▸ **Exercise requirements**: Whenever the word "JSON" appears in a line of the data below, copy that line.

▸ **Data to process**:
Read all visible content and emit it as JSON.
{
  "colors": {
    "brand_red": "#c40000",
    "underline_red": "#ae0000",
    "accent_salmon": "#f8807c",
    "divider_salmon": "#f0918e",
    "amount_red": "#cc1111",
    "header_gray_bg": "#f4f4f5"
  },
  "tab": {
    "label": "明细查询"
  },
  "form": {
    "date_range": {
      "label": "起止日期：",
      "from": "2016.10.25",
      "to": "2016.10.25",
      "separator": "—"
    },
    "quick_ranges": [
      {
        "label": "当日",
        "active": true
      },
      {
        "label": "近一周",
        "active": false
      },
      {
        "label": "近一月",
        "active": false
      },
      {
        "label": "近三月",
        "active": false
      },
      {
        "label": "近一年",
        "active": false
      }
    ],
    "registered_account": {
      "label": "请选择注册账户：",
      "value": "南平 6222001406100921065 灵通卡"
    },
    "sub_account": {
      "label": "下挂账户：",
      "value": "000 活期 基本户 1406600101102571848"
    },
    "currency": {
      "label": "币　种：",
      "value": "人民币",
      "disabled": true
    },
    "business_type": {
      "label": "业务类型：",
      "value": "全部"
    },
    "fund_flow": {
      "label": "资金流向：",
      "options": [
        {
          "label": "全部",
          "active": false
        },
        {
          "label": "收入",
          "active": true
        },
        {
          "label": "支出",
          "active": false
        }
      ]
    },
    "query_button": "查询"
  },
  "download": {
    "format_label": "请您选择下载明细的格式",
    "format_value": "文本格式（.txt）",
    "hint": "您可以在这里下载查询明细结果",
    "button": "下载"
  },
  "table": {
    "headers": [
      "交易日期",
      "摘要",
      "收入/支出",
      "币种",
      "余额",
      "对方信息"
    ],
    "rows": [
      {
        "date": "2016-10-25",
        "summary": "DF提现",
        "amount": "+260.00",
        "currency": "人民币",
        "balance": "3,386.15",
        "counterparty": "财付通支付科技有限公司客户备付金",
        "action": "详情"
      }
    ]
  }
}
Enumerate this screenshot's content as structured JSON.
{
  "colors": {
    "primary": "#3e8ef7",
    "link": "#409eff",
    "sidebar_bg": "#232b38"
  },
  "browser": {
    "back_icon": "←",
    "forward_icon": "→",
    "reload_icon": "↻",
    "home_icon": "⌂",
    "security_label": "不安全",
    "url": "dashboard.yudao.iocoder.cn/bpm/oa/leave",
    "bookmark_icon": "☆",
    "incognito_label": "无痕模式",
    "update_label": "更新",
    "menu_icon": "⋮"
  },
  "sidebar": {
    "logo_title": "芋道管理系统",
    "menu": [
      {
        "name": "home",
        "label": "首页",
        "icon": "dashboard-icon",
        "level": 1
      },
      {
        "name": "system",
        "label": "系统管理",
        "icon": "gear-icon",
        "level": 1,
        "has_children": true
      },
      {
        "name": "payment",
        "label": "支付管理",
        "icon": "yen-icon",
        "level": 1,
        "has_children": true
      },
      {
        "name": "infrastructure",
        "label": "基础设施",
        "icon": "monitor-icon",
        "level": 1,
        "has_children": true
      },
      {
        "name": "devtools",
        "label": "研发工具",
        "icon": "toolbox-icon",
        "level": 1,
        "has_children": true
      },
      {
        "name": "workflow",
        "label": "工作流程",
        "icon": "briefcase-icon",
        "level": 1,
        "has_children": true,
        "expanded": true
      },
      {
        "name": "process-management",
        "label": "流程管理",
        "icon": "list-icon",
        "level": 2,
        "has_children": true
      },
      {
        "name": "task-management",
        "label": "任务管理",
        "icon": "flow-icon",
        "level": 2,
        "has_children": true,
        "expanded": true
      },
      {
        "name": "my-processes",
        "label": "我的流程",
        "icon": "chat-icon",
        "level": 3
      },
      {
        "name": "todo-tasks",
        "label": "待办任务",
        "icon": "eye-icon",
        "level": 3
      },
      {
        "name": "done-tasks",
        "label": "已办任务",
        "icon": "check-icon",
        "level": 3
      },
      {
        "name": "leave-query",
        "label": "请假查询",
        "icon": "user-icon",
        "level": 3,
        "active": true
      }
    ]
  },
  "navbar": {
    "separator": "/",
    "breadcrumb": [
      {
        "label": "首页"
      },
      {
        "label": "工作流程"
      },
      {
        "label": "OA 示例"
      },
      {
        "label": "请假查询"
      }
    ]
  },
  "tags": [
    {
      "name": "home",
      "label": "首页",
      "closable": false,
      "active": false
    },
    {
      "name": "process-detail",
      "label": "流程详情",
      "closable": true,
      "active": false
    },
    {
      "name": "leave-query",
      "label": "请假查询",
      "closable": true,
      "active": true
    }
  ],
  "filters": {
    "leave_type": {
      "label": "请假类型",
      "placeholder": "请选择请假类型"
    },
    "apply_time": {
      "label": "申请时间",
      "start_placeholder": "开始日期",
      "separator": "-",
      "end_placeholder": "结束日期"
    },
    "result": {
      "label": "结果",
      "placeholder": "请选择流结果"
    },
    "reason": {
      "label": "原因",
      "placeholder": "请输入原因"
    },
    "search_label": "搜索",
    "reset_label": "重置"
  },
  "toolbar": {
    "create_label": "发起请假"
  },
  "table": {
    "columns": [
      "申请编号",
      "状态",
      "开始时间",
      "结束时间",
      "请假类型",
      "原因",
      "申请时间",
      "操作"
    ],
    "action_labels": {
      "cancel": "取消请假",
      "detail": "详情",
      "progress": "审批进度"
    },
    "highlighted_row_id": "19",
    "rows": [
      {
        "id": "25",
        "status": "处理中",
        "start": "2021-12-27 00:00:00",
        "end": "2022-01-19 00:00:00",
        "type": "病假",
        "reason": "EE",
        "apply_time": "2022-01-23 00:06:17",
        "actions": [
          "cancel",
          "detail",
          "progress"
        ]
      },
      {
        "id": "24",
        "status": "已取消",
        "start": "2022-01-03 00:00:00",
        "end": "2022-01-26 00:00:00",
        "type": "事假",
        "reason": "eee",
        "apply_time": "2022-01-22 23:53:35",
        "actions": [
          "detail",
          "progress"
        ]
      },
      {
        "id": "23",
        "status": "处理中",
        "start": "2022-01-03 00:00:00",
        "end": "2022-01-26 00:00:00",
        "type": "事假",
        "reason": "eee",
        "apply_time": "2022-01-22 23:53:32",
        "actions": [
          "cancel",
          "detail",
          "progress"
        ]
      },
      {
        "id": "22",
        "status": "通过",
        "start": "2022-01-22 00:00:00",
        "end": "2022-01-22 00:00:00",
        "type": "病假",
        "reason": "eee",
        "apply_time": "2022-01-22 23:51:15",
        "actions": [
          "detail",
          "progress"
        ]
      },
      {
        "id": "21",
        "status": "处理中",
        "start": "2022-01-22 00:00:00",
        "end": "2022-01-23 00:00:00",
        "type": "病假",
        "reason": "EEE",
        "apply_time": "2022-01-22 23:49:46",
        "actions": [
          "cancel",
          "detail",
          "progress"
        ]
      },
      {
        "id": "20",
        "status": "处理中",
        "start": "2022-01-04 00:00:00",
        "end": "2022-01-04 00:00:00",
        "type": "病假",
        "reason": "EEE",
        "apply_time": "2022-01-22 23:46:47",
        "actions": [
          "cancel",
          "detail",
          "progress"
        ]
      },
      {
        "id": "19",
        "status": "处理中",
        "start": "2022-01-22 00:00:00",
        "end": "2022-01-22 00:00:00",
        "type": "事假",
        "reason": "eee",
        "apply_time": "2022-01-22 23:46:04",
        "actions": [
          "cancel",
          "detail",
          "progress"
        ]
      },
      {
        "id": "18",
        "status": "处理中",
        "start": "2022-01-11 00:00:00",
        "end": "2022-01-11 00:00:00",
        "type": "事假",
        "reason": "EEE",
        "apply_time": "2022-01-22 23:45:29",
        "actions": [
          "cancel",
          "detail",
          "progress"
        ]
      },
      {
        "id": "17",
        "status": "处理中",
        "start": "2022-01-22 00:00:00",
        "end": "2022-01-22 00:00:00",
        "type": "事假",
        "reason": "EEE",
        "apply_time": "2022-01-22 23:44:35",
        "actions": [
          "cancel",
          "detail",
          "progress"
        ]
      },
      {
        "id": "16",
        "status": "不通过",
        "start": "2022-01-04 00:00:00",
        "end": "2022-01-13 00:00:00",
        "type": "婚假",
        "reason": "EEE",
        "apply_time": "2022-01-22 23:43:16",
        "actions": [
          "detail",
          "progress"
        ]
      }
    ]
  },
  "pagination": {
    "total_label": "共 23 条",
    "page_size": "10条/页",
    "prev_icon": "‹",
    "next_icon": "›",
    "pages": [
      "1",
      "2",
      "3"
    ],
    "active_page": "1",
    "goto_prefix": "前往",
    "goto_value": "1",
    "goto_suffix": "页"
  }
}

▸ **Answer to this exercise**:
Read all visible content and emit it as JSON.
Enumerate this screenshot's content as structured JSON.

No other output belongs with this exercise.